- _TASK MATERIAL_:
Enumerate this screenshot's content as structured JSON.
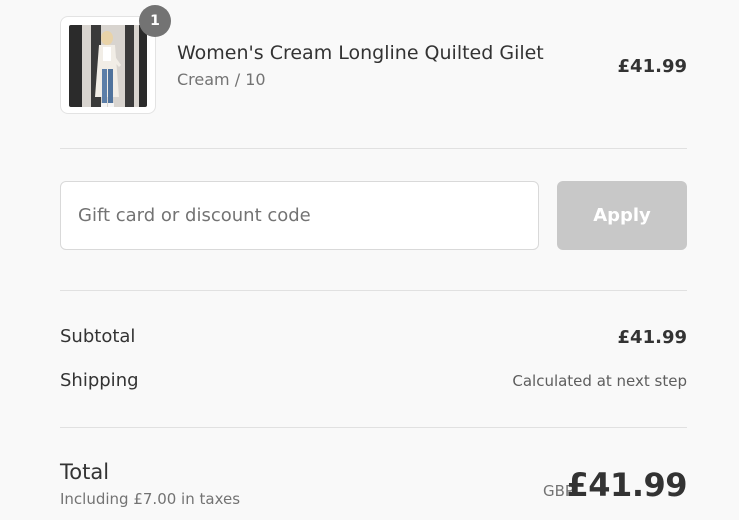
{
  "order_summary": {
    "product": {
      "title": "Women's Cream Longline Quilted Gilet",
      "variant": "Cream / 10",
      "price": "£41.99",
      "quantity": "1",
      "image_icon": "product-photo"
    },
    "discount": {
      "placeholder": "Gift card or discount code",
      "value": "",
      "apply_label": "Apply"
    },
    "subtotal": {
      "label": "Subtotal",
      "value": "£41.99"
    },
    "shipping": {
      "label": "Shipping",
      "value": "Calculated at next step"
    },
    "total": {
      "label": "Total",
      "tax_note": "Including £7.00 in taxes",
      "currency": "GBP",
      "amount": "£41.99"
    }
  },
  "colors": {
    "background": "#f9f9f9",
    "text": "#333333",
    "muted": "#737373",
    "apply_disabled": "#c8c8c8",
    "badge": "#737373"
  }
}
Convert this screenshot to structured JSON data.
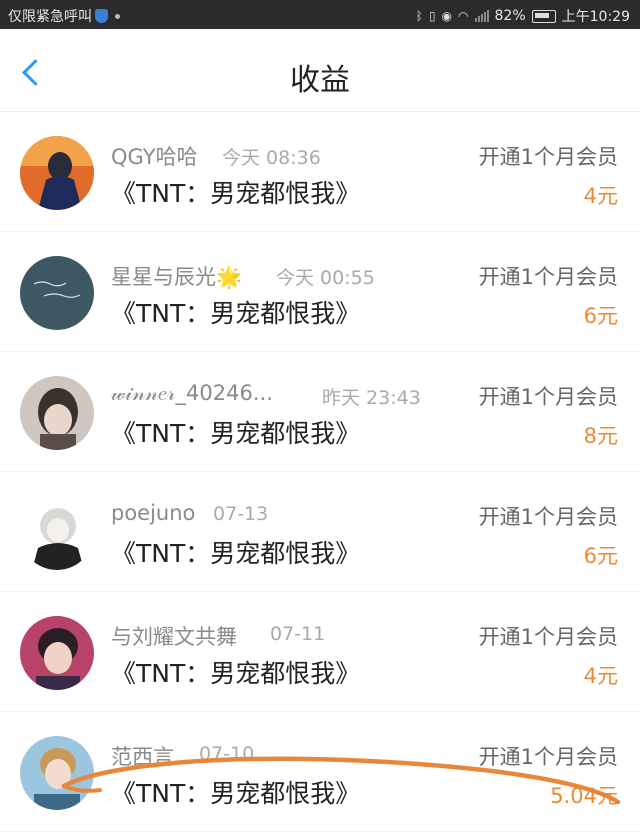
{
  "status_bar": {
    "carrier_text": "仅限紧急呼叫",
    "battery_percent": "82%",
    "time": "上午10:29"
  },
  "header": {
    "title": "收益",
    "back_icon": "chevron-left-icon",
    "accent_color": "#2b9bef"
  },
  "earnings": [
    {
      "name": "QGY哈哈",
      "time": "今天 08:36",
      "action": "开通1个月会员",
      "book": "《TNT：男宠都恨我》",
      "amount": "4元"
    },
    {
      "name": "星星与辰光🌟",
      "time": "今天 00:55",
      "action": "开通1个月会员",
      "book": "《TNT：男宠都恨我》",
      "amount": "6元"
    },
    {
      "name": "𝓌𝒾𝓃𝓃𝑒𝓇_40246...",
      "time": "昨天 23:43",
      "action": "开通1个月会员",
      "book": "《TNT：男宠都恨我》",
      "amount": "8元"
    },
    {
      "name": "poejuno",
      "time": "07-13",
      "action": "开通1个月会员",
      "book": "《TNT：男宠都恨我》",
      "amount": "6元"
    },
    {
      "name": "与刘耀文共舞",
      "time": "07-11",
      "action": "开通1个月会员",
      "book": "《TNT：男宠都恨我》",
      "amount": "4元"
    },
    {
      "name": "范西言",
      "time": "07-10",
      "action": "开通1个月会员",
      "book": "《TNT：男宠都恨我》",
      "amount": "5.04元"
    }
  ],
  "colors": {
    "amount": "#ee8a2e",
    "annotation_stroke": "#e8873a"
  }
}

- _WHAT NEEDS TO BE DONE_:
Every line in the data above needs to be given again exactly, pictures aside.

- _RESULT FOR THIS TASK_:
Enumerate this screenshot's content as structured JSON.
{
  "order_summary": {
    "product": {
      "title": "Women's Cream Longline Quilted Gilet",
      "variant": "Cream / 10",
      "price": "£41.99",
      "quantity": "1",
      "image_icon": "product-photo"
    },
    "discount": {
      "placeholder": "Gift card or discount code",
      "value": "",
      "apply_label": "Apply"
    },
    "subtotal": {
      "label": "Subtotal",
      "value": "£41.99"
    },
    "shipping": {
      "label": "Shipping",
      "value": "Calculated at next step"
    },
    "total": {
      "label": "Total",
      "tax_note": "Including £7.00 in taxes",
      "currency": "GBP",
      "amount": "£41.99"
    }
  },
  "colors": {
    "background": "#f9f9f9",
    "text": "#333333",
    "muted": "#737373",
    "apply_disabled": "#c8c8c8",
    "badge": "#737373"
  }
}
Convert this screenshot to structured JSON data.
{
  "status_bar": {
    "carrier_text": "仅限紧急呼叫",
    "battery_percent": "82%",
    "time": "上午10:29"
  },
  "header": {
    "title": "收益",
    "back_icon": "chevron-left-icon",
    "accent_color": "#2b9bef"
  },
  "earnings": [
    {
      "name": "QGY哈哈",
      "time": "今天 08:36",
      "action": "开通1个月会员",
      "book": "《TNT：男宠都恨我》",
      "amount": "4元"
    },
    {
      "name": "星星与辰光🌟",
      "time": "今天 00:55",
      "action": "开通1个月会员",
      "book": "《TNT：男宠都恨我》",
      "amount": "6元"
    },
    {
      "name": "𝓌𝒾𝓃𝓃𝑒𝓇_40246...",
      "time": "昨天 23:43",
      "action": "开通1个月会员",
      "book": "《TNT：男宠都恨我》",
      "amount": "8元"
    },
    {
      "name": "poejuno",
      "time": "07-13",
      "action": "开通1个月会员",
      "book": "《TNT：男宠都恨我》",
      "amount": "6元"
    },
    {
      "name": "与刘耀文共舞",
      "time": "07-11",
      "action": "开通1个月会员",
      "book": "《TNT：男宠都恨我》",
      "amount": "4元"
    },
    {
      "name": "范西言",
      "time": "07-10",
      "action": "开通1个月会员",
      "book": "《TNT：男宠都恨我》",
      "amount": "5.04元"
    }
  ],
  "colors": {
    "amount": "#ee8a2e",
    "annotation_stroke": "#e8873a"
  }
}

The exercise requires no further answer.